39The Stages of a Lawsuit: Trial Closing ArgumentsPlaintiff has right to open and closeEqual time allotted each party
40The Stages of a Lawsuit: Trial Verdict by the Jury (if a jury trial)
41The Stages of a Lawsuit: Trial JudgmentIn a jury trial, the judge will grant judgment based upon the jury’s verdict.In the absence of a jury, the judge simply grants the judgment on its own.
42The Stages of a Lawsuit: Trial Judgment Notwithstanding the Verdictknown as a “(Judgment N.O.V.” for Judgment non obstante verdictoa motion for the court to enter judgment contradictory to the jury’s verdict.based on “reasonable minds could not differ” concept
43The Stages of a Lawsuit: Appeal An appeal asks an appellate court with jurisdiction over the trial court to review and set-aside the trial court’s judgment.
44The Stages of a Lawsuit: Appeal What is filed with the appellate court?A transcript of the pleadings, motions, hearings, and trial before the trial court, andA brief outline of the legal arguments supporting the appellant’s request to set aside the judgment.
45The Stages of a Lawsuit: Appeal Possible Appellate Rulings:Affirm the trial court’s judgmentReverse the trial court’s judgment based on “reversible error” and remand the case for further proceedings in the trial courtReverse the trial court’s judgment based on “reversible error” and render a new judgment without any need for further proceedings by the trial court.

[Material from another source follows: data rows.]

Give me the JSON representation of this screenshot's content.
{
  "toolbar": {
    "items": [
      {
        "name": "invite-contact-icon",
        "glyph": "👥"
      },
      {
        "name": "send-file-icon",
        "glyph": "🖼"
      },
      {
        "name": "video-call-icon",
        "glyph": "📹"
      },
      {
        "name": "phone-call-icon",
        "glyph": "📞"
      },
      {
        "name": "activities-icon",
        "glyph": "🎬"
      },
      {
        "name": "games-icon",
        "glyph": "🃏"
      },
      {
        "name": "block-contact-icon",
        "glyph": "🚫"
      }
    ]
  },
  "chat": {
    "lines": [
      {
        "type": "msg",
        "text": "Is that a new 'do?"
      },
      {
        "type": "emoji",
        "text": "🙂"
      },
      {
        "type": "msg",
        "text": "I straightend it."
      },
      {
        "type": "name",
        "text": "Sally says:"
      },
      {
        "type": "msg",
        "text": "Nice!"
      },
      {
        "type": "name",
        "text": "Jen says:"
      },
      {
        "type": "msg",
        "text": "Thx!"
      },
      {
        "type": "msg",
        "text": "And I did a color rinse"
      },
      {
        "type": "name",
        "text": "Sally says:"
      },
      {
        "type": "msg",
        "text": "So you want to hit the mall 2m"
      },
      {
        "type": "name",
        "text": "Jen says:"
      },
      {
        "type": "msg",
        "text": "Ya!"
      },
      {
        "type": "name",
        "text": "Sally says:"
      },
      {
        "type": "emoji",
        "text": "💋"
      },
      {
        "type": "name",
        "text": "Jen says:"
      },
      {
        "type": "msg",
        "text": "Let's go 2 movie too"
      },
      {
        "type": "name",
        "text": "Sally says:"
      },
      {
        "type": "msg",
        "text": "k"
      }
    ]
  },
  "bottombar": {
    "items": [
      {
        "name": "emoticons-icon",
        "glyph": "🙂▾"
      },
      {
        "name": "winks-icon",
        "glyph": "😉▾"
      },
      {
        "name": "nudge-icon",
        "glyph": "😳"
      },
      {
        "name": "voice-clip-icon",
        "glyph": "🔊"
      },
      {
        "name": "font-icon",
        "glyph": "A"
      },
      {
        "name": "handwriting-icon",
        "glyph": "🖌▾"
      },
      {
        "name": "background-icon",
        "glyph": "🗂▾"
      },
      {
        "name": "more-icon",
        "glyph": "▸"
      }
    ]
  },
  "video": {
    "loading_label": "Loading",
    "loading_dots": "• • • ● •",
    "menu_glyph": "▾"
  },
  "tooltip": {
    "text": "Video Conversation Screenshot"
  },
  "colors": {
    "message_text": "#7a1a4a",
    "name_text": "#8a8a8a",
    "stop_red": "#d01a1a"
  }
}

46The Stages of a Lawsuit: Appeal Supreme Court ReviewDiscretionary Review (Writ of Certiorari)Rule of FourPetitions GrantedUsually: -Important Constitutional Question-Conflict with other state or federal decisions
47Alternative Dispute Resolution Alternative Dispute Resolution (or “ADR”) is a variety of methods that seek to resolve disputes without resorting to a costly jury trial.
48Alternative Dispute Resolution Negotiation - between the parties directly, with or without attorneys.
49Alternative Dispute Resolution Mediation - Non-binding procedure utilizing the services of a neutral third party to assist negotiations.
50Alternative Dispute Resolution Arbitration - A binding form of mediation utilizing either one person or a panel of persons chosen by the court or agreed to by the parties (or both).
51Traditional and Online Dispute Resolution End of Chapter 3